## What the task requires
With the images left out, print all of the records below exactly.

## Available data
[Start of Attachment]

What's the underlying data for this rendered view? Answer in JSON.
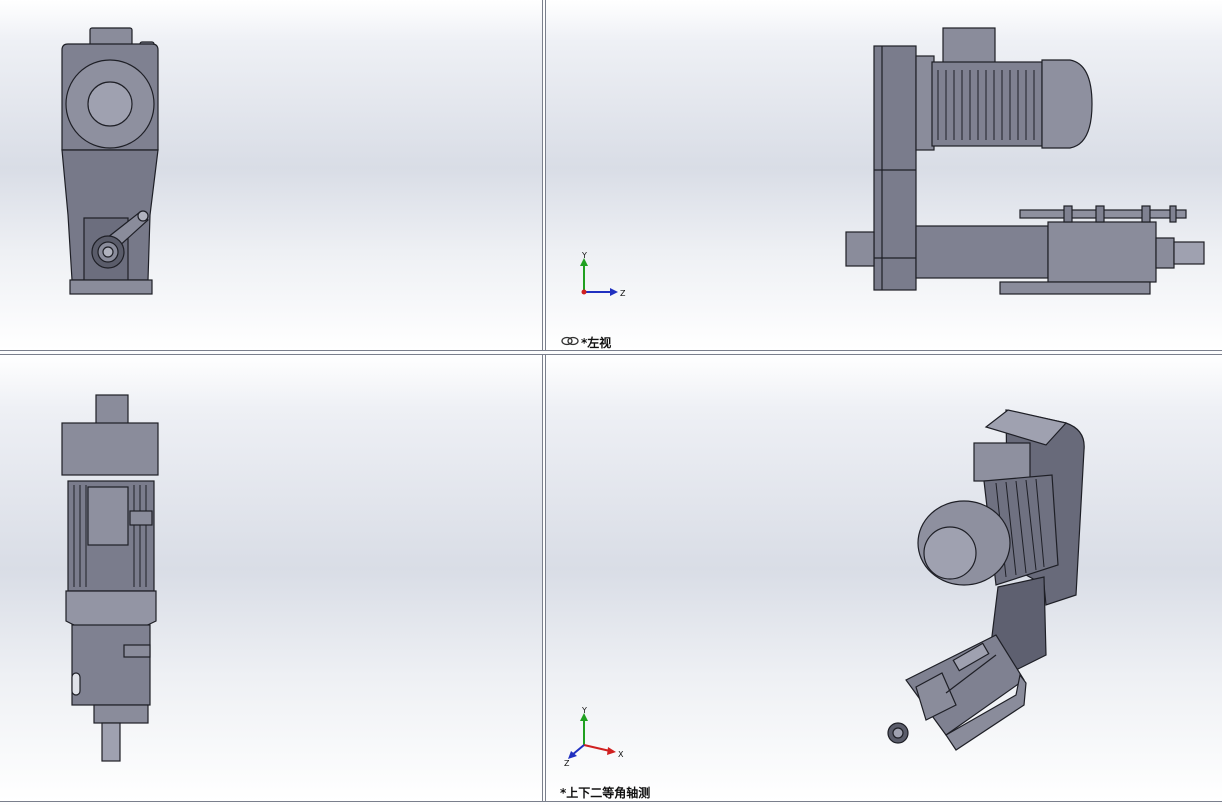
{
  "viewports": {
    "front": {
      "label": ""
    },
    "left": {
      "label": "*左视"
    },
    "top": {
      "label": ""
    },
    "isometric": {
      "label": "*上下二等角轴测"
    }
  },
  "triads": {
    "left": {
      "axis_up": "Y",
      "axis_right": "Z"
    },
    "isometric": {
      "axis_up": "Y",
      "axis_right": "X",
      "axis_out": "Z"
    }
  },
  "icons": {
    "view_link": "chain-link-icon"
  },
  "colors": {
    "model_fill": "#7f8191",
    "model_dark": "#4a4c5a",
    "model_light": "#9fa1b0",
    "edge": "#1e1f26",
    "axis_x": "#d02020",
    "axis_y": "#20a020",
    "axis_z": "#2030c0"
  }
}
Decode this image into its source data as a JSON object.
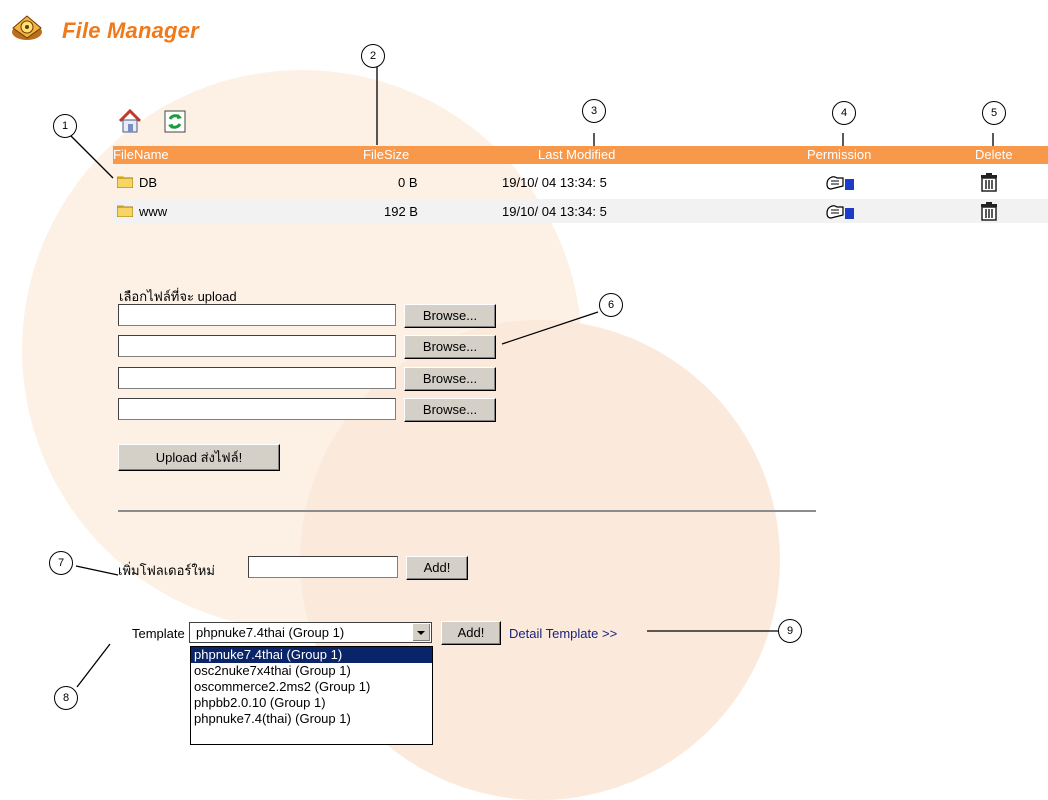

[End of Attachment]

## Your solution
What's the underlying data for this rendered view? Answer in JSON.
{
  "viewports": {
    "front": {
      "label": ""
    },
    "left": {
      "label": "*左视"
    },
    "top": {
      "label": ""
    },
    "isometric": {
      "label": "*上下二等角轴测"
    }
  },
  "triads": {
    "left": {
      "axis_up": "Y",
      "axis_right": "Z"
    },
    "isometric": {
      "axis_up": "Y",
      "axis_right": "X",
      "axis_out": "Z"
    }
  },
  "icons": {
    "view_link": "chain-link-icon"
  },
  "colors": {
    "model_fill": "#7f8191",
    "model_dark": "#4a4c5a",
    "model_light": "#9fa1b0",
    "edge": "#1e1f26",
    "axis_x": "#d02020",
    "axis_y": "#20a020",
    "axis_z": "#2030c0"
  }
}
Decode this image into its source data as a JSON object.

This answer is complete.